Tell us about your editing work with Luna Station Quarterly
Two things come to mind: first is, reading slush is something every writer should find a way to do, for so many reasons. You get to be the generous reader you want to find when you’re submitting . . . and it quickly becomes clear that good writing doesn’t guarantee an acceptance—there are so many stories that aren’t the right fit (for our magazine, or for a particular issue), and it’s not because they’re bad stories, but because we’re curating four collections a year and the time space continuum being what it is, we only have so many pages to fill. It helps me take rejections less personally as a writer, and it reminds me to focus on being myself (instead of trying to write to please an imagined set of gatekeepers). Second: our EIC, Jennifer Lyn Parsons, is such a dedicated champion of “vast and varied talent”—being part of LSQ is an honor because we work to find and celebrate unique voices—our authors blow me away over and over again, and it’s particularly satisfying to be elevating women’s voices in a field that has stacked the deck against us, historically.
Is being an ambivert a blessing or a curse for a writer?
Oof, these pandemic years. No extrovert energy to be gathered by going out with friends, and it’s not like being locked in a house with your family 24/7 for months is the kind of solitude that feeds an introvert, so my ambivert self was in a special hell. On the other hand, I learned to find community in virtual places—zoom classes and discord channels and group texts—and how to ask for things I need, like time to take a long walk AND time to write AND time to chatter on with someone about my latest streaming obsession. For anyone, figuring out how to get more of what energizes you and how to do less of what depletes you is going to make you a happier person. Or, in my case, a working writer.
What are your upcoming goals as a writer and editor?
I’m working on a manuscript of speculative poetry, a travelogue set in a post-Earth human diaspora. Getting that into a ready-to-submit manuscript is the first big goal I’m trying to stare down. I’m also hoping to find a way to level up my craft in a serious way, meaning that I’m on the lookout for classes, communities, mentors.

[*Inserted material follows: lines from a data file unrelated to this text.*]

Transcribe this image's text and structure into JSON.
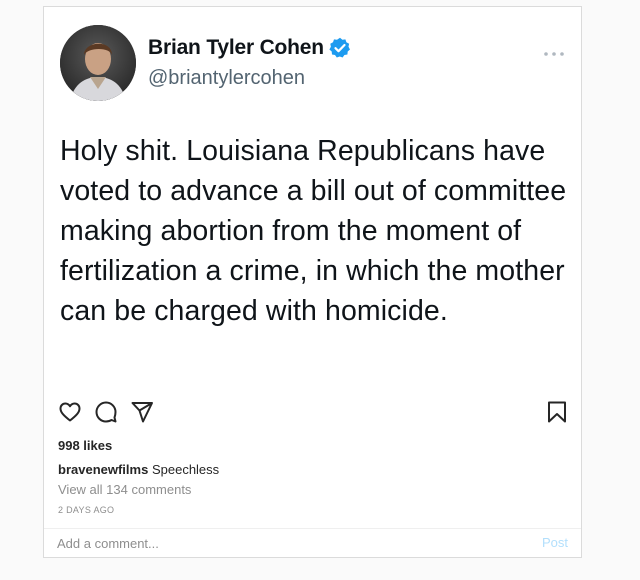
{
  "tweet": {
    "display_name": "Brian Tyler Cohen",
    "handle": "@briantylercohen",
    "verified_color": "#1d9bf0",
    "text": "Holy shit. Louisiana Republicans have voted to advance a bill out of committee making abortion from the moment of fertilization a crime, in which the mother can be charged with homicide."
  },
  "post": {
    "likes": "998 likes",
    "caption_user": "bravenewfilms",
    "caption_text": "Speechless",
    "view_comments": "View all 134 comments",
    "timestamp": "2 DAYS AGO"
  },
  "comment_box": {
    "placeholder": "Add a comment...",
    "post_label": "Post"
  },
  "icons": {
    "more": "more-horizontal-icon",
    "like": "heart-icon",
    "comment": "comment-icon",
    "share": "send-icon",
    "save": "bookmark-icon"
  }
}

Another piece of Jewish wisdom that really speaks to me as quality humanist advice: “Find yourself a teacher; make for yourself a friend.” I’m on the lookout for some teachers—and trust that will help me get to a new place in my writing.